------ Source material
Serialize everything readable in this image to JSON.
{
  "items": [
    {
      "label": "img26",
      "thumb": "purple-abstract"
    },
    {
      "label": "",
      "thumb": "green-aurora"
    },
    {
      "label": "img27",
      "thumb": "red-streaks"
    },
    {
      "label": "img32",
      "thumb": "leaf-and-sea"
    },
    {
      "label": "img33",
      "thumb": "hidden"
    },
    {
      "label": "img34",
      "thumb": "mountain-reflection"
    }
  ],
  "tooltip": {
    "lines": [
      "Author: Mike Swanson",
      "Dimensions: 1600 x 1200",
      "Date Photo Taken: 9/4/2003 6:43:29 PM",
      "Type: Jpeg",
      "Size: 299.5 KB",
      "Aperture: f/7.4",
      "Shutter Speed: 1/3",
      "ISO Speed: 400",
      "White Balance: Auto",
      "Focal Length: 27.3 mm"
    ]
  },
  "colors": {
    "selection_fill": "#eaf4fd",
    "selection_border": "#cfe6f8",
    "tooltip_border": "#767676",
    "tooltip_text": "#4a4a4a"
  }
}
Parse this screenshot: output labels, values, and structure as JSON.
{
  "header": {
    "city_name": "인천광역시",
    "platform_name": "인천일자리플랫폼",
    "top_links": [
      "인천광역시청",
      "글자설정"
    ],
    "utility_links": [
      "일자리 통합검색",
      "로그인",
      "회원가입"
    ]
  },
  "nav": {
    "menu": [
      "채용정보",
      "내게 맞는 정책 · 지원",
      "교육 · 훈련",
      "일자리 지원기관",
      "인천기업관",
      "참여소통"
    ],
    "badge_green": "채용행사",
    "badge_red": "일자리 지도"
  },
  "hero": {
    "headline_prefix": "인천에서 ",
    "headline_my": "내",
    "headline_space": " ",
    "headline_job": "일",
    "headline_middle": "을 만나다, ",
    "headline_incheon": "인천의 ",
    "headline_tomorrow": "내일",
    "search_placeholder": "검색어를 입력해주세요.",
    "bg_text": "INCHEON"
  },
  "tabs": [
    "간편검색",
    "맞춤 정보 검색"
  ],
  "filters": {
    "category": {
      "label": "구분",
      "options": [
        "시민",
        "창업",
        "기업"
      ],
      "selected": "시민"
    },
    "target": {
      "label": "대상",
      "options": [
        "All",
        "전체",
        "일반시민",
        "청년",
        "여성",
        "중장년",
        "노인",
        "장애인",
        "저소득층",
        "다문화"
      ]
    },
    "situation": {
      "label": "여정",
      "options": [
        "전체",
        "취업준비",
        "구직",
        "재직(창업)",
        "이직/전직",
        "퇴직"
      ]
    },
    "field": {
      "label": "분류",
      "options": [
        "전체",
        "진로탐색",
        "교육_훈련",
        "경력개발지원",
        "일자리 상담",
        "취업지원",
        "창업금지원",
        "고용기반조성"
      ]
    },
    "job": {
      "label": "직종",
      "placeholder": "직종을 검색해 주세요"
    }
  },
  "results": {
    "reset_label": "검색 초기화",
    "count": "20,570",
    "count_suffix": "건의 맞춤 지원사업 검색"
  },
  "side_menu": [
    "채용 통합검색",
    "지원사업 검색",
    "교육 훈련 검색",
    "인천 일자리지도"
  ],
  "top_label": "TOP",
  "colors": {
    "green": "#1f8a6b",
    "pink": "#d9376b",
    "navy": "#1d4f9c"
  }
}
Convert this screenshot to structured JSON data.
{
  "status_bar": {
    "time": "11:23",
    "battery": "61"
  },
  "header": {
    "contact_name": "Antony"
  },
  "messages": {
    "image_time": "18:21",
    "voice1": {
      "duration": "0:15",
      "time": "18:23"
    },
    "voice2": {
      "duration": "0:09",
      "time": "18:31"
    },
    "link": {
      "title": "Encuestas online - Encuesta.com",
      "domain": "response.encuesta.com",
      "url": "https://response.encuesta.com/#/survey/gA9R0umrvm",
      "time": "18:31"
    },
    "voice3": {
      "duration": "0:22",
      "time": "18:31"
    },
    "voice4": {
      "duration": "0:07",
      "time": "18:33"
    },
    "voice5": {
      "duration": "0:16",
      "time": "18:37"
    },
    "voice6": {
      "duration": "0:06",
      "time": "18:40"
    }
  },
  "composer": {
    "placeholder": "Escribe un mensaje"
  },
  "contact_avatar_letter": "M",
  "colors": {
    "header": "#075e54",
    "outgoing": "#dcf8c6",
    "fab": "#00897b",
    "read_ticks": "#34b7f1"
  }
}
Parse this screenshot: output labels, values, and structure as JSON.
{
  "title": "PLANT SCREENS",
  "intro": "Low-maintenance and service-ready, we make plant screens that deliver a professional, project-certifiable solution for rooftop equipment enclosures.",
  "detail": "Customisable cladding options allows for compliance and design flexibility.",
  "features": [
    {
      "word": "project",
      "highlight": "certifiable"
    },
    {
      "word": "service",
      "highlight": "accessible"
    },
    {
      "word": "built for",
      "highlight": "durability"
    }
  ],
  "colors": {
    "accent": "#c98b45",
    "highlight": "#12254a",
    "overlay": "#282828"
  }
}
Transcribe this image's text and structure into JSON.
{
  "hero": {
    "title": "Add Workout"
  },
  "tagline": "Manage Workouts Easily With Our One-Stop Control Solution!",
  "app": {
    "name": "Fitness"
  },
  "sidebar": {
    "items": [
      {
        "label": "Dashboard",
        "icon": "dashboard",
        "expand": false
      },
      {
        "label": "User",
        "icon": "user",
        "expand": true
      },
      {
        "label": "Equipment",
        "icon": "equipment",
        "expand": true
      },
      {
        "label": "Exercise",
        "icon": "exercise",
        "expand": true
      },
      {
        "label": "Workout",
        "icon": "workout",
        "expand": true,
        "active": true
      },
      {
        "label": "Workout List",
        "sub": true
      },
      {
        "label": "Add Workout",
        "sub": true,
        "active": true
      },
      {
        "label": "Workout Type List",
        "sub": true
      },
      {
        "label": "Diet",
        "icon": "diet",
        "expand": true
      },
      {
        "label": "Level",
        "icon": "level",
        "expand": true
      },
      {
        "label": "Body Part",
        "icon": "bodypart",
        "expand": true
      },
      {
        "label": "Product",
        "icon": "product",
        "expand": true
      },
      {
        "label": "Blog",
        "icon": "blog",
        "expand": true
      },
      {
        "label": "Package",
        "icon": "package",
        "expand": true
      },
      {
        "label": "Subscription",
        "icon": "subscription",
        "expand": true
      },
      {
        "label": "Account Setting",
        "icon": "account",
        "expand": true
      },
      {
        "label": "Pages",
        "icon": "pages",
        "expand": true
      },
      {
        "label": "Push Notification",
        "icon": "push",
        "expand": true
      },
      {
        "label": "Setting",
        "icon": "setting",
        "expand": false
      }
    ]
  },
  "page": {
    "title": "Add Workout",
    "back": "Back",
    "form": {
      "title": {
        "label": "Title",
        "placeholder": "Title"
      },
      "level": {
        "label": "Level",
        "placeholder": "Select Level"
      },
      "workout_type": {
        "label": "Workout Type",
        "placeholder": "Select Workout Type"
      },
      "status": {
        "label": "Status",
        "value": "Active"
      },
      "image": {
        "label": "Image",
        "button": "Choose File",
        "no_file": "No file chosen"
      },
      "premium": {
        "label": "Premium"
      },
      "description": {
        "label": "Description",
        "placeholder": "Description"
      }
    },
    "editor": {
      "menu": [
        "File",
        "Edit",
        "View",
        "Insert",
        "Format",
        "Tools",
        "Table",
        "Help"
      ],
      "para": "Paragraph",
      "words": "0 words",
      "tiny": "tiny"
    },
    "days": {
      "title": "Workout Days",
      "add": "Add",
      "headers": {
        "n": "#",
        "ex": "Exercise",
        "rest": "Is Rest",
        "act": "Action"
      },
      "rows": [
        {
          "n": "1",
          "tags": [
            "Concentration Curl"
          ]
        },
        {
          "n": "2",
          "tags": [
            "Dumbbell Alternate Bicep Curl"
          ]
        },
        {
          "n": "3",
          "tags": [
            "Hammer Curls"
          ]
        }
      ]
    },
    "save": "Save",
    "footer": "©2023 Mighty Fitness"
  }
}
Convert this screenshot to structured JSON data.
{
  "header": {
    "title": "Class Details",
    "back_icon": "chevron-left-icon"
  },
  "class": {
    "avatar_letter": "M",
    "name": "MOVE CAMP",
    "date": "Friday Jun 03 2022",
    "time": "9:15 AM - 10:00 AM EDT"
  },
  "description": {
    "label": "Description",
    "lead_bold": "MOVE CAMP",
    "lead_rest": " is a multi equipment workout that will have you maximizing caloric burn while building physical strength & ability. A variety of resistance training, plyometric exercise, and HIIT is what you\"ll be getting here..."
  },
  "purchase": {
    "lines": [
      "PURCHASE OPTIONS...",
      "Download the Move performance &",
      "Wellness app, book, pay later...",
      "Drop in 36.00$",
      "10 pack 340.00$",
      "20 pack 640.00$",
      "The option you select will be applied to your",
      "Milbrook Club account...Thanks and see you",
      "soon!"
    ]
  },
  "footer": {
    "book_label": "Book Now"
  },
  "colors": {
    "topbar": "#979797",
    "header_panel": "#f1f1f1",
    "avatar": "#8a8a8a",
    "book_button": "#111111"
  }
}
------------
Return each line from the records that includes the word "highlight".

      "highlight": "certifiable"
      "highlight": "accessible"
      "highlight": "durability"
    "highlight": "#12254a",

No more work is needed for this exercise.